In Julien Leclercq’s action feature debut, a lieutenant returns to the line of duty to hunt down a dangerous smuggler behind a series of murders, including his wife’s own. The investigation leads him to a state-of-the-art clinic where memories are a precious and highly coveted commodity. Starring Albert Dupontel, Estelle Lefébure, Marie Guillard, Marthe Keller and Mélanie Thierry.
EX DRUMMER Koen Mortier, Belgium
Three disabled punk rockers find their perfect drummer in the uber-hip and arrogant author Dries, except for the fact that he can’t actually play drums. Dries’ unscrupulous behaviour sets off tension within the band, as family vendettas and personal disputes begin to jeopardize their fragile future. Set to a blood-soaked, sweat-drenched punk rock soundtrack, Koen Mortier’s debut feature is as coarsely gruesome, sexually raunchy and blackly comic as the novel – by controversial writer Herman Brusselmans – on which it is based.
HELP ME EROS Lee Kang-sheng, Taiwan
From acclaimed actor Lee Kang-sheng comes a darkly comic and sexually daring tale that follows a young, penniless stock broker (Lee) who consoles himself with marijuana grown in his apartment closet.
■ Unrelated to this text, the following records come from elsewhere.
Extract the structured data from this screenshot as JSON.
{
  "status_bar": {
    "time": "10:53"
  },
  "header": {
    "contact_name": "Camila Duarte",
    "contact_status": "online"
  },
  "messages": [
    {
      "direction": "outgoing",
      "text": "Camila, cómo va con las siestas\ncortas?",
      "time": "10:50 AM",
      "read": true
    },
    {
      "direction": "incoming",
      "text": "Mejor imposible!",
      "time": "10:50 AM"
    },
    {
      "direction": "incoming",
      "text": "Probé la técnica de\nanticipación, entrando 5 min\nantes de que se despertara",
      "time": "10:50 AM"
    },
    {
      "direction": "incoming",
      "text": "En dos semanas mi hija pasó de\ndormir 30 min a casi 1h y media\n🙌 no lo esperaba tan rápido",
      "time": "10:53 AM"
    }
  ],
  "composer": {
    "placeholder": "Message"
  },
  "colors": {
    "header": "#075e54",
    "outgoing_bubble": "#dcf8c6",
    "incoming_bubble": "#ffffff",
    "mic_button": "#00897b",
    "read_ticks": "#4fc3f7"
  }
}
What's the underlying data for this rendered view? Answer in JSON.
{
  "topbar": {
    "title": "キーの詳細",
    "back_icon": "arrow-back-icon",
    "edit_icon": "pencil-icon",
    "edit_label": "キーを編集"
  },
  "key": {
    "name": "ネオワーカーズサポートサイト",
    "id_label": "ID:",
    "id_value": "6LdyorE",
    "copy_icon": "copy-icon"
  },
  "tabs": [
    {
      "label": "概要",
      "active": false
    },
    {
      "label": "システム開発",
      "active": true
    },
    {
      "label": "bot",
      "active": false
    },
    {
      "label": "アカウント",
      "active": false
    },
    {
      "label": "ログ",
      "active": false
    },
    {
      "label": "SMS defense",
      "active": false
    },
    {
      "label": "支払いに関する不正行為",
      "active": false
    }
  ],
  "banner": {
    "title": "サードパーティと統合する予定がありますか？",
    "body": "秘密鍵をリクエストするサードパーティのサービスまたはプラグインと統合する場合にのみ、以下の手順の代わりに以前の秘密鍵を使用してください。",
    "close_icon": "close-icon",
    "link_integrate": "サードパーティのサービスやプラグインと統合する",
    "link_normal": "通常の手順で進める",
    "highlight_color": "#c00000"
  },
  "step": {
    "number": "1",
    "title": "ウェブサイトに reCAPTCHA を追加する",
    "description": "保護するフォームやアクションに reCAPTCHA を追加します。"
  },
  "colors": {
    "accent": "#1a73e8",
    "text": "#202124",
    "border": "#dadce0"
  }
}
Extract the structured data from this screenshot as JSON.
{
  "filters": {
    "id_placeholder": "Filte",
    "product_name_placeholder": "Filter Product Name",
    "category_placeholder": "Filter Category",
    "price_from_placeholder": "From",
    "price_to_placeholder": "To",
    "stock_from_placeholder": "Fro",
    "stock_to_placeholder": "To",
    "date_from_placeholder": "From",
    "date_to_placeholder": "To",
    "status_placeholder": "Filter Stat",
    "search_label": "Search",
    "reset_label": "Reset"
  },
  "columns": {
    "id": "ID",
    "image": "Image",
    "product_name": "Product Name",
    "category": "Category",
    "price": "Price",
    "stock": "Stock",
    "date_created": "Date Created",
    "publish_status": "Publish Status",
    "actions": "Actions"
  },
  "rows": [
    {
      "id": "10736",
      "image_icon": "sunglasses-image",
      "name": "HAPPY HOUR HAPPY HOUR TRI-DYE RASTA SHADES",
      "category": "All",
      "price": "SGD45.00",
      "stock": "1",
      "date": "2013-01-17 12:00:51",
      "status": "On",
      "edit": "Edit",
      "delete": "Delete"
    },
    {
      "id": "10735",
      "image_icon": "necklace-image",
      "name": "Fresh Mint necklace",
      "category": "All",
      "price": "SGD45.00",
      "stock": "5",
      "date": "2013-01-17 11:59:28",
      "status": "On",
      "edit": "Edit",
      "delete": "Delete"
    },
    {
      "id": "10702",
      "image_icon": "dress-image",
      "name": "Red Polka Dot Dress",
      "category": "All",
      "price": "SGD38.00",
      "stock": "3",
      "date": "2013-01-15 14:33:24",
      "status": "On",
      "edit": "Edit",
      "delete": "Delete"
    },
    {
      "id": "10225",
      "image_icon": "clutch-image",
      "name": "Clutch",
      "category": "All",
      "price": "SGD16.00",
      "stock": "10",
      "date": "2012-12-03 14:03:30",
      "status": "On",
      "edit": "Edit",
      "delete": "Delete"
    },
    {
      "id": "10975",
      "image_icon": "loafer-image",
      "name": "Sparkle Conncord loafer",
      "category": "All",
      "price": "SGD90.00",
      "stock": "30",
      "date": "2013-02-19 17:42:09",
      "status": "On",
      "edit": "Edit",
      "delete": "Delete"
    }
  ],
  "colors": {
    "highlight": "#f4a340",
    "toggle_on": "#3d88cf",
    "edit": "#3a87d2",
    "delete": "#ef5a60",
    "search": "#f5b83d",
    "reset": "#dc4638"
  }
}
In his misery, he calls a suicide help line and falls for his counsellor, then sets a love triangle in motion when he projects his fantasy of her onto another girl who sells nuts at a nearby stall.
ME Rafa Cortés, Spain
The feature-directorial debut from Spain’s Rafa Cortés, ME sees the writer-director musing on the place of his birth – the island of Majorca. When Hans (co-writer Alex Brendemühl) arrives in a small island town to take up work as a caretaker, his presence persistently invokes memories of the previous caretaker, also named Hans – memories that hang heavily over him as he searches and struggles to find an identity to call his own.
PING PONG PLAYA’ Jessica Yu, USA
Streetwise swaggering Christopher "C-dub" Wang is a suburban guy who waxes political on all things Asian American and clings to pro basketball pipe dreams. But when misfortune strikes his family, C-dub must overcome living at home, working a dead-end job and his worldly older brother, to run his Mom’s ping pong classes and defend the family’s athletic dynasty.
XXY Lucía Puenzo, Argentina/Spain/France
Fifteen-year old Alex carries a heavy secret about her gender status and, at puberty, must make a decision one way or the other. But friends visiting from the family’s former hometown with their 16-year-old son, Álvaro, and the inevitable attraction between teenagers, complicates matters.